Make sure you’re outside of C3D, then move to a DOS prompt and REG DELETE “[Your key]” /F Make sure you use quotes around your profile name just in case you have spaces, etc in the profile name. You will probably have to right-click to paste, but when you run that command, POOF goes the profile. You’ll see a message like you do here.


If you jump back into your Registry, you can refresh (F5) and you’ll see the profile key is gone. Relaunch from your hard coded icon, and you’re back to the stock profile configuration.

We chose to simply put this in the login script, but I’m sure you could find a way to run it before every launch if you’re really obsessed. I’ll leave that part up to you, but if you need some help, leave a comment!


  1. Clem Kuns says:

    Now THIS is the good stuff I like to hear about! Good tip JW.

  2. Matt Stachoni says:


    There are a few minor errors to note in this post.

    First, the ARG file is definitely NOT a “tweaked out Registry file.” An .ARG file looks a lot like a .reg file, but they are not equal and cannot be used interchangeably.

    An .ARG differs from a .REG in three very distinct and important ways:

    1. It references “logical” paths to files and folders which are defined elsewhere, either in Windows or in the Registry. For example, a quick glance at an .ARG in a text editor will list folders like “%UserProfileFolder%,” “%InstallFolder%,” “%LocalRootFolder%” and “%RoamableRootFolder%” and so on.

    If you check the same value in the Registry Editor, you will find many of these paths are evaluated out as the actual paths, not these logical ones. Some logical paths point to paths which then also contain logical paths as well.

    When C3D (or any AutoCAD vertical product) imports an ARG file (using the /p switch or through Options > Profiles), it translates most of these logical paths into hard coded ones; e.g., %UserProfileFolder% becomes “C:\Users\Bob,” which is then written into memory and the Registry and is shown in Options > Files.

    When a profile is exported to .ARG, C3D again translates these hard coded paths back out to their logical paths.

    This mechanism is how an .ARG file can be portable across users and operating systems.

    2. The .ARG file also contains XML code at the end of the file, which defines the status of your tool palette, ribbon, and other UI elements.

    3. Given the previous two items, if you simply rename an .ARG to a .REG and import it, you will most likely have a huge mess on your hands, as Windows will not try to translate something like “%RoamableRootFolder%” into anything meaningful. And the XML will simply be ignored.

    As far as ensuring the correct profile is used, an easier method may be to simply rename the current profile in Options > Profiles. This also renames the Registry key under which the profile itself is stored. Then, get out of C3D, and relaunch it using the desktop icon which points to the correct profile using the /p switch.

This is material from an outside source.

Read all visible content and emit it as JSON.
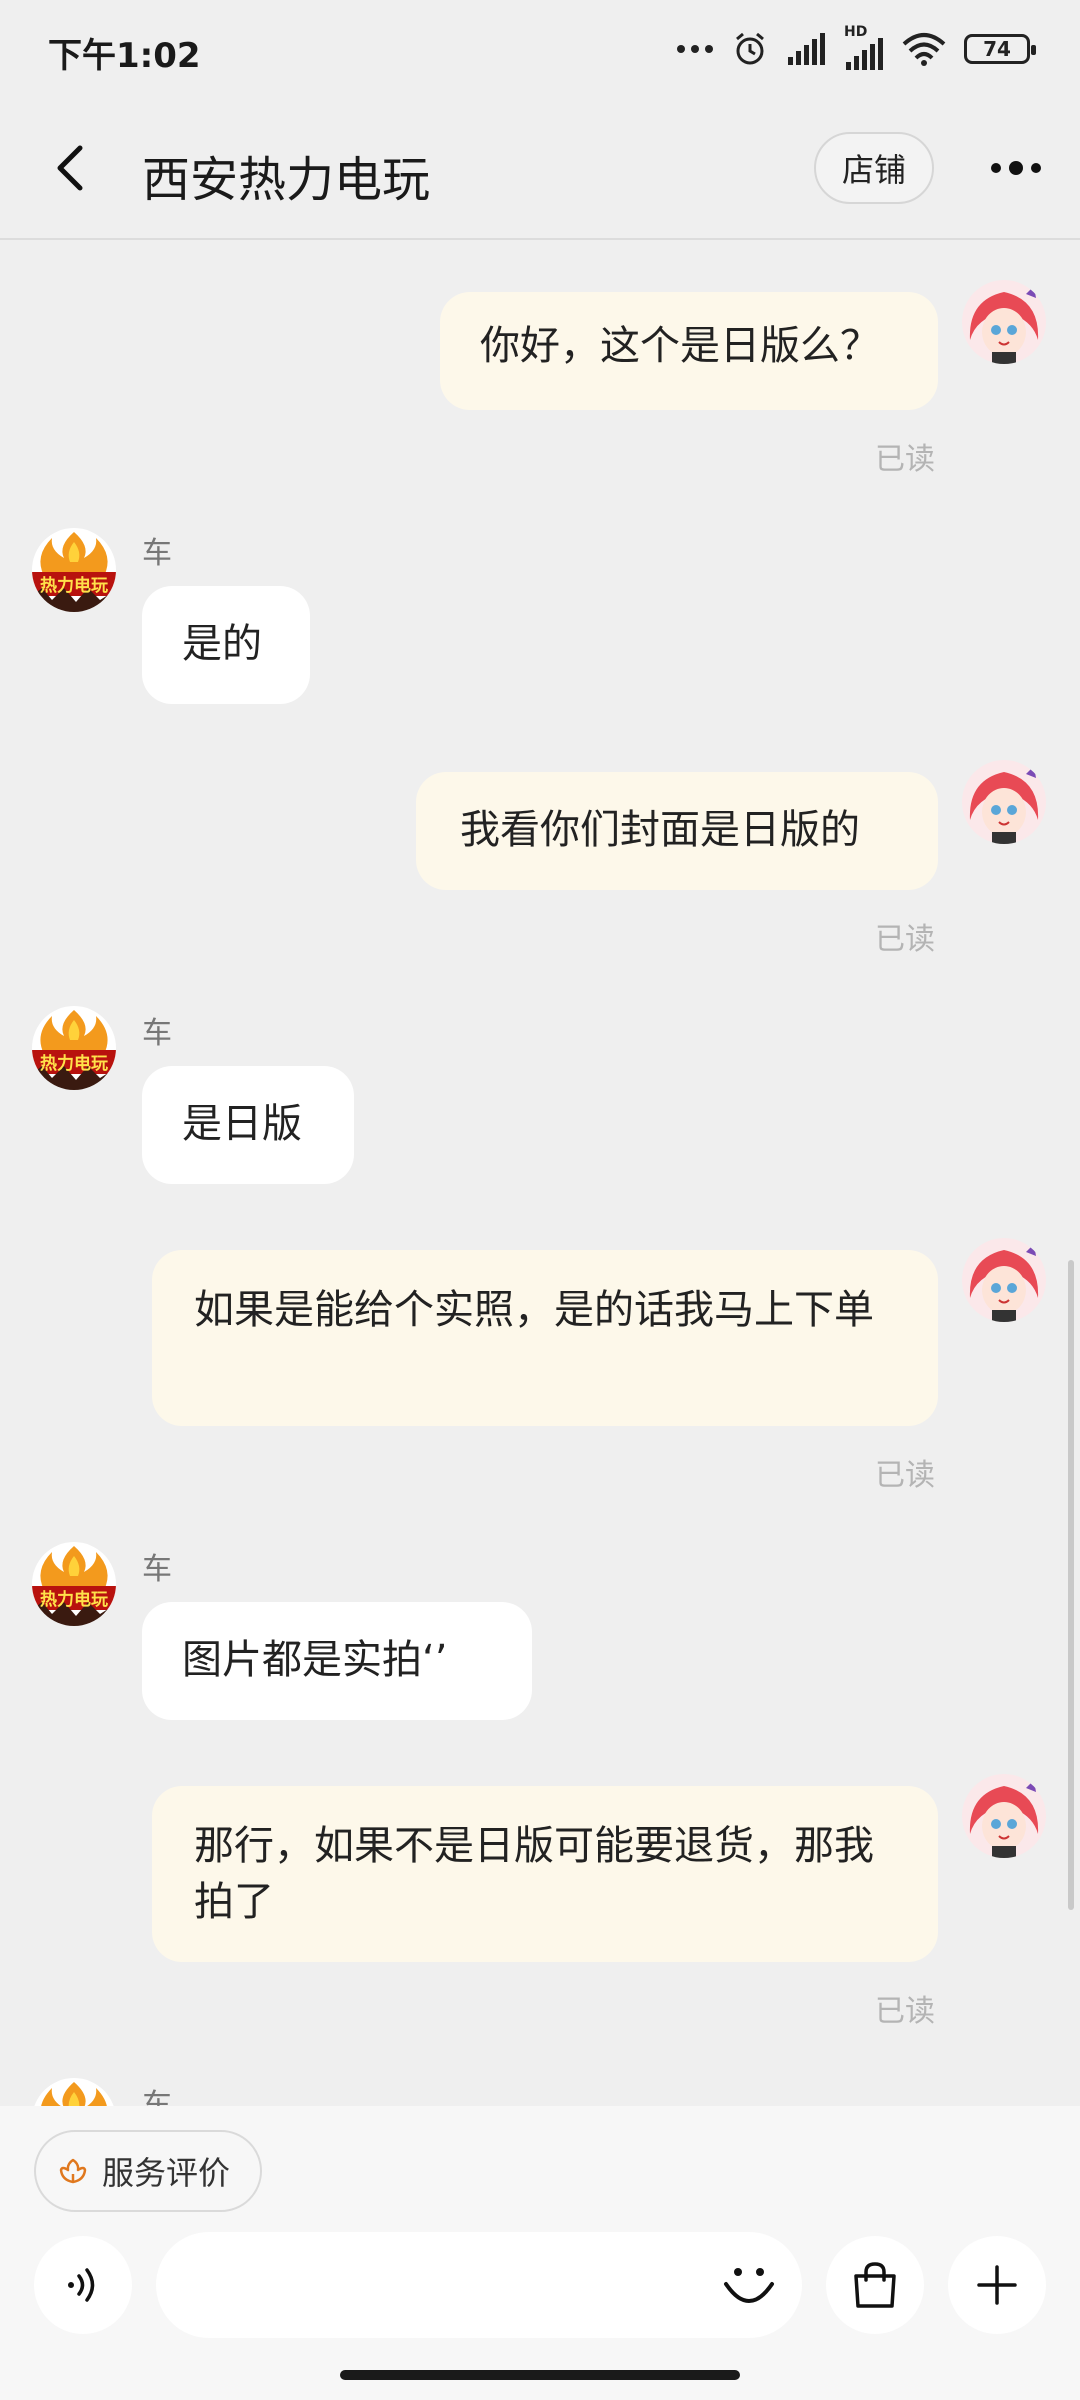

    Because that profile no longer exists in the Registry, C3D will re-import it from the .ARG file.


    • Nice essay Matt, I’m still not paying you per word!

      While you definitely have the details correct, I’d still say tweaked out is close enough for the casual user, much as a .doc is a tweaked out text file. It wasn’t meant to be a hardcore, rename and double-click kind of comparison.

      On your last point, I’d agree, but this is for IT guys that don’t want to touch the machine, or the Acad environment really. While you could put in a nice reactor to rename the profile as part of exiting, I like this better in that it’s damned hard to circumvent by the user, especially if IT controls the launching mechanism as they do in a ProjectWise environment.

      • Matt Stachoni says:

        Hee hee, yeah, I don’t write ’em short and sweet!

        I guess my main point was to warn anyone from renaming an .arg to a .reg which can have really, really, really bad results – DAMHIKT :). I’ve also noticed that Autodesk’s handling of how things get written to .arg files changes from release to release.

        And from one gearhead to another, I personally prefer the scripting route myself, for the same reasons you mention – that I can remotely fix a user’s profile problems with very little effort.